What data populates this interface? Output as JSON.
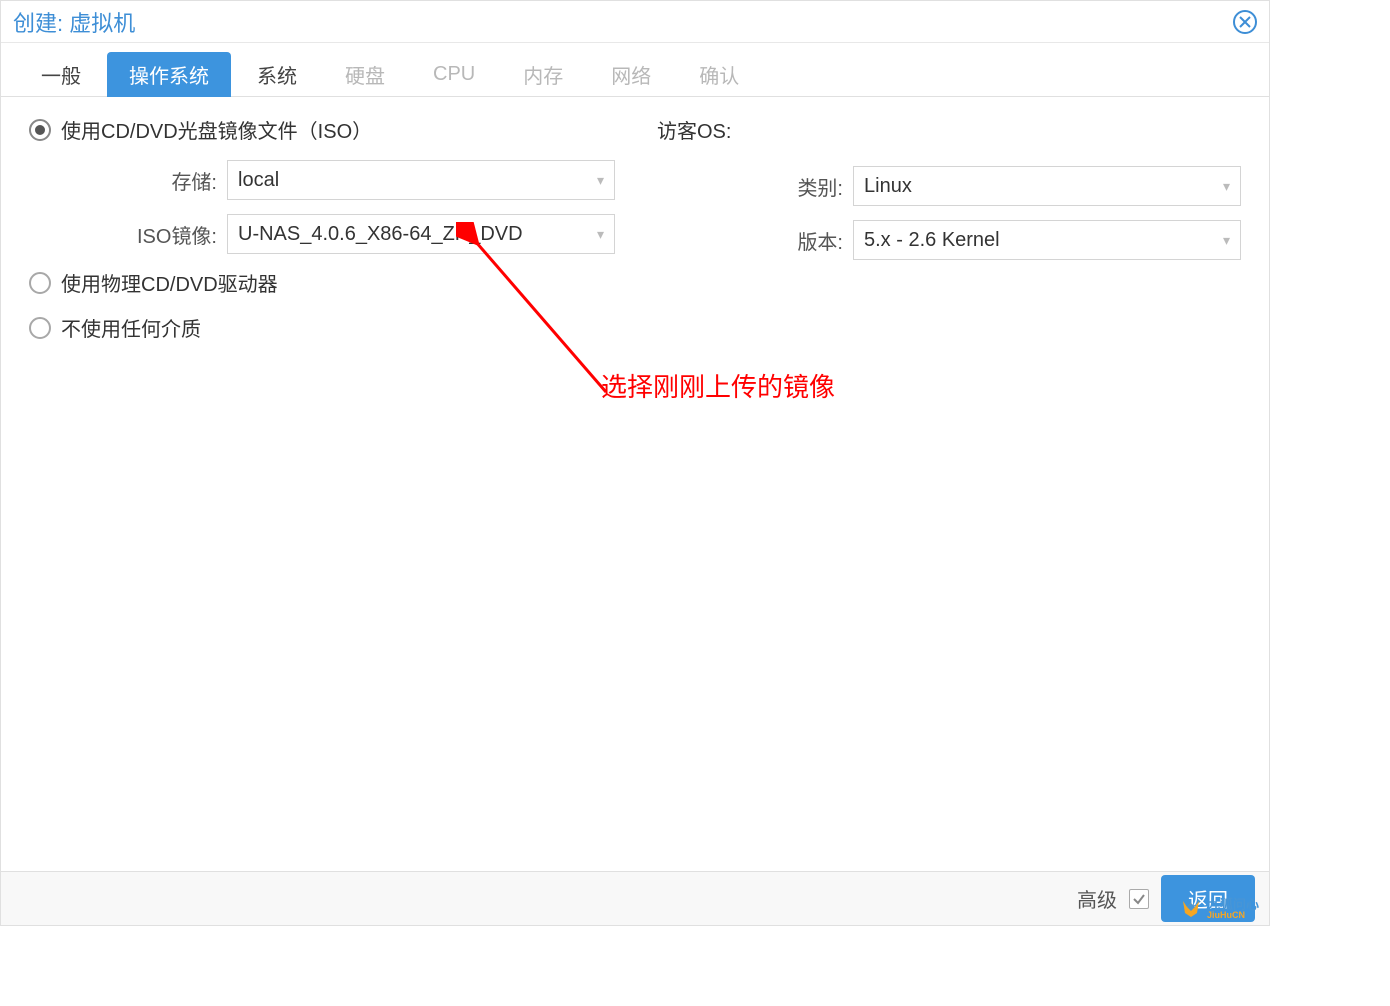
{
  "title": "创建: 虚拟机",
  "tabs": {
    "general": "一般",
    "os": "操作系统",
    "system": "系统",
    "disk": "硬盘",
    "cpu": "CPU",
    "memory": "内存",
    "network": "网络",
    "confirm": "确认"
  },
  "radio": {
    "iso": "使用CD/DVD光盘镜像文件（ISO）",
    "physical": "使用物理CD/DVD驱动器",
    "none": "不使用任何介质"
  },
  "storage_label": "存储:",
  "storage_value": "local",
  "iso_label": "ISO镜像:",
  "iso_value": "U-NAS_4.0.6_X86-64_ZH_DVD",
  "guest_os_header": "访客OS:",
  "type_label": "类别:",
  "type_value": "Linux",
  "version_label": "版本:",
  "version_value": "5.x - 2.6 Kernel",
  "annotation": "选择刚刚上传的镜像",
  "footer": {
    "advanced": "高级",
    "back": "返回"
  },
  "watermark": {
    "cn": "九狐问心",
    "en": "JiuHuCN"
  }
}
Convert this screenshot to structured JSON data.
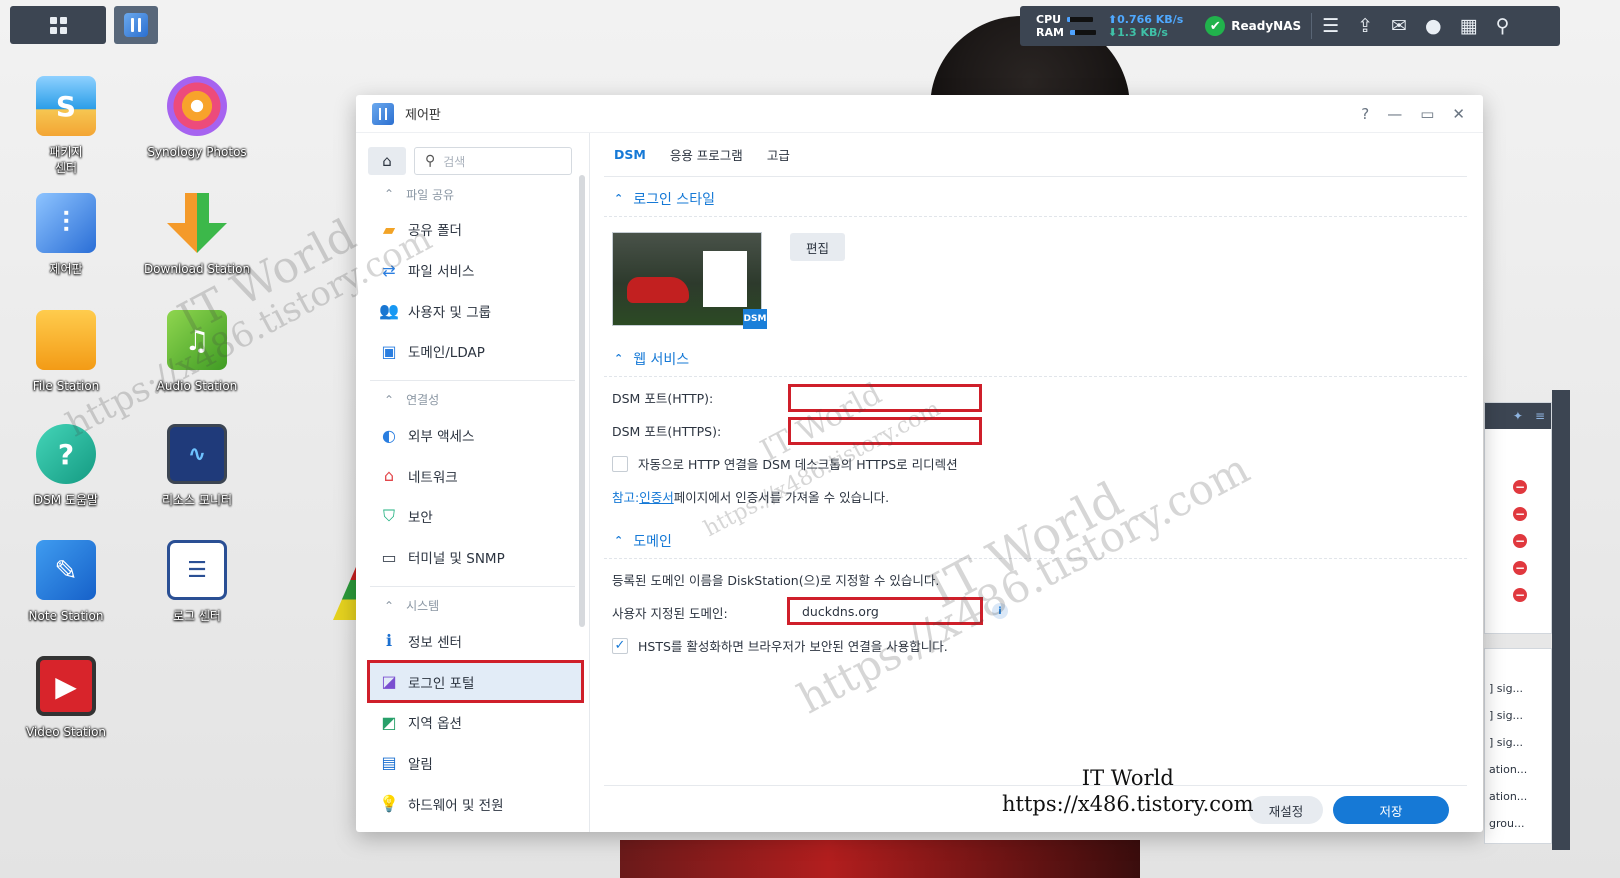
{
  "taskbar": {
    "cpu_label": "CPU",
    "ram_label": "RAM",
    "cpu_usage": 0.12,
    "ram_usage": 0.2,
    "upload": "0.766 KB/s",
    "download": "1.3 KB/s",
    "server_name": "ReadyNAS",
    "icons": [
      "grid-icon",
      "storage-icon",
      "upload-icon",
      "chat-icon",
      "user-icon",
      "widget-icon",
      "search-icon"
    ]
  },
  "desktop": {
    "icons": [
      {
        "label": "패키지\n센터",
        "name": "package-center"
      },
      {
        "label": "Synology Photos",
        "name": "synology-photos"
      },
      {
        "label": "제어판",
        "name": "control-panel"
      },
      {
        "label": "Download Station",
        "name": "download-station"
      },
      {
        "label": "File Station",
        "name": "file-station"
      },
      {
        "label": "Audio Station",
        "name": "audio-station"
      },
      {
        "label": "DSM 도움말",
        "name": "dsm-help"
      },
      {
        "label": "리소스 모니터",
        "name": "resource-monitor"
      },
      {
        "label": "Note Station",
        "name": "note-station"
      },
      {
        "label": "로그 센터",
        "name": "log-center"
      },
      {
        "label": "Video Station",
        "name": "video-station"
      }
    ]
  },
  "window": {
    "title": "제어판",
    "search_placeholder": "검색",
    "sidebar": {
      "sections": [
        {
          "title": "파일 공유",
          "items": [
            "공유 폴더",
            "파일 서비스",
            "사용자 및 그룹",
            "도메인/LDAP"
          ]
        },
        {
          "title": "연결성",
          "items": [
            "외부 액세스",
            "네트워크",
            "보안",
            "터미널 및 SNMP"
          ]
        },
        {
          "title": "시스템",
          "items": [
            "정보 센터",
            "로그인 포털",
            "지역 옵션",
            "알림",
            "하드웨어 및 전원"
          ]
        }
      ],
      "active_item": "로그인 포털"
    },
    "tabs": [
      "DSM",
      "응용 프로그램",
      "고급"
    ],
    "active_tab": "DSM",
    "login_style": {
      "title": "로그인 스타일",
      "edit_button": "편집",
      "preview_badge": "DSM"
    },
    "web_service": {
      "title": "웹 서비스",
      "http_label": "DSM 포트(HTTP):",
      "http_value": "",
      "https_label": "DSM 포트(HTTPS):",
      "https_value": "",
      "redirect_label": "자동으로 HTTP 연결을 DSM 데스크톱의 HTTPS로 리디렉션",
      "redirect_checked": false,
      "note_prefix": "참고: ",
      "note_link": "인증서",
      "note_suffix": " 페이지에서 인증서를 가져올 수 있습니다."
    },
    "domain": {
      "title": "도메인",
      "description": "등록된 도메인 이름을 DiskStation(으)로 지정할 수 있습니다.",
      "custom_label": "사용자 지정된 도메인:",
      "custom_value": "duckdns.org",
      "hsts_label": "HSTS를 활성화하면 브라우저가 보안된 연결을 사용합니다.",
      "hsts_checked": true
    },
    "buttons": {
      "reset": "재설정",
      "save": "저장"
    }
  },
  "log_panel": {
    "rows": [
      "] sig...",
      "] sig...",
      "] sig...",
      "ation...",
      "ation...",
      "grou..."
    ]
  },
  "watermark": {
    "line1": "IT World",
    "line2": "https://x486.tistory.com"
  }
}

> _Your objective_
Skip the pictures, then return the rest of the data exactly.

> _Result for this exercise_
What data populates this interface? Output as JSON.
{
  "title": "创建: 虚拟机",
  "tabs": {
    "general": "一般",
    "os": "操作系统",
    "system": "系统",
    "disk": "硬盘",
    "cpu": "CPU",
    "memory": "内存",
    "network": "网络",
    "confirm": "确认"
  },
  "radio": {
    "iso": "使用CD/DVD光盘镜像文件（ISO）",
    "physical": "使用物理CD/DVD驱动器",
    "none": "不使用任何介质"
  },
  "storage_label": "存储:",
  "storage_value": "local",
  "iso_label": "ISO镜像:",
  "iso_value": "U-NAS_4.0.6_X86-64_ZH_DVD",
  "guest_os_header": "访客OS:",
  "type_label": "类别:",
  "type_value": "Linux",
  "version_label": "版本:",
  "version_value": "5.x - 2.6 Kernel",
  "annotation": "选择刚刚上传的镜像",
  "footer": {
    "advanced": "高级",
    "back": "返回"
  },
  "watermark": {
    "cn": "九狐问心",
    "en": "JiuHuCN"
  }
}
Convert this screenshot to structured JSON data.
{
  "taskbar": {
    "cpu_label": "CPU",
    "ram_label": "RAM",
    "cpu_usage": 0.12,
    "ram_usage": 0.2,
    "upload": "0.766 KB/s",
    "download": "1.3 KB/s",
    "server_name": "ReadyNAS",
    "icons": [
      "grid-icon",
      "storage-icon",
      "upload-icon",
      "chat-icon",
      "user-icon",
      "widget-icon",
      "search-icon"
    ]
  },
  "desktop": {
    "icons": [
      {
        "label": "패키지\n센터",
        "name": "package-center"
      },
      {
        "label": "Synology Photos",
        "name": "synology-photos"
      },
      {
        "label": "제어판",
        "name": "control-panel"
      },
      {
        "label": "Download Station",
        "name": "download-station"
      },
      {
        "label": "File Station",
        "name": "file-station"
      },
      {
        "label": "Audio Station",
        "name": "audio-station"
      },
      {
        "label": "DSM 도움말",
        "name": "dsm-help"
      },
      {
        "label": "리소스 모니터",
        "name": "resource-monitor"
      },
      {
        "label": "Note Station",
        "name": "note-station"
      },
      {
        "label": "로그 센터",
        "name": "log-center"
      },
      {
        "label": "Video Station",
        "name": "video-station"
      }
    ]
  },
  "window": {
    "title": "제어판",
    "search_placeholder": "검색",
    "sidebar": {
      "sections": [
        {
          "title": "파일 공유",
          "items": [
            "공유 폴더",
            "파일 서비스",
            "사용자 및 그룹",
            "도메인/LDAP"
          ]
        },
        {
          "title": "연결성",
          "items": [
            "외부 액세스",
            "네트워크",
            "보안",
            "터미널 및 SNMP"
          ]
        },
        {
          "title": "시스템",
          "items": [
            "정보 센터",
            "로그인 포털",
            "지역 옵션",
            "알림",
            "하드웨어 및 전원"
          ]
        }
      ],
      "active_item": "로그인 포털"
    },
    "tabs": [
      "DSM",
      "응용 프로그램",
      "고급"
    ],
    "active_tab": "DSM",
    "login_style": {
      "title": "로그인 스타일",
      "edit_button": "편집",
      "preview_badge": "DSM"
    },
    "web_service": {
      "title": "웹 서비스",
      "http_label": "DSM 포트(HTTP):",
      "http_value": "",
      "https_label": "DSM 포트(HTTPS):",
      "https_value": "",
      "redirect_label": "자동으로 HTTP 연결을 DSM 데스크톱의 HTTPS로 리디렉션",
      "redirect_checked": false,
      "note_prefix": "참고: ",
      "note_link": "인증서",
      "note_suffix": " 페이지에서 인증서를 가져올 수 있습니다."
    },
    "domain": {
      "title": "도메인",
      "description": "등록된 도메인 이름을 DiskStation(으)로 지정할 수 있습니다.",
      "custom_label": "사용자 지정된 도메인:",
      "custom_value": "duckdns.org",
      "hsts_label": "HSTS를 활성화하면 브라우저가 보안된 연결을 사용합니다.",
      "hsts_checked": true
    },
    "buttons": {
      "reset": "재설정",
      "save": "저장"
    }
  },
  "log_panel": {
    "rows": [
      "] sig...",
      "] sig...",
      "] sig...",
      "ation...",
      "ation...",
      "grou..."
    ]
  },
  "watermark": {
    "line1": "IT World",
    "line2": "https://x486.tistory.com"
  }
}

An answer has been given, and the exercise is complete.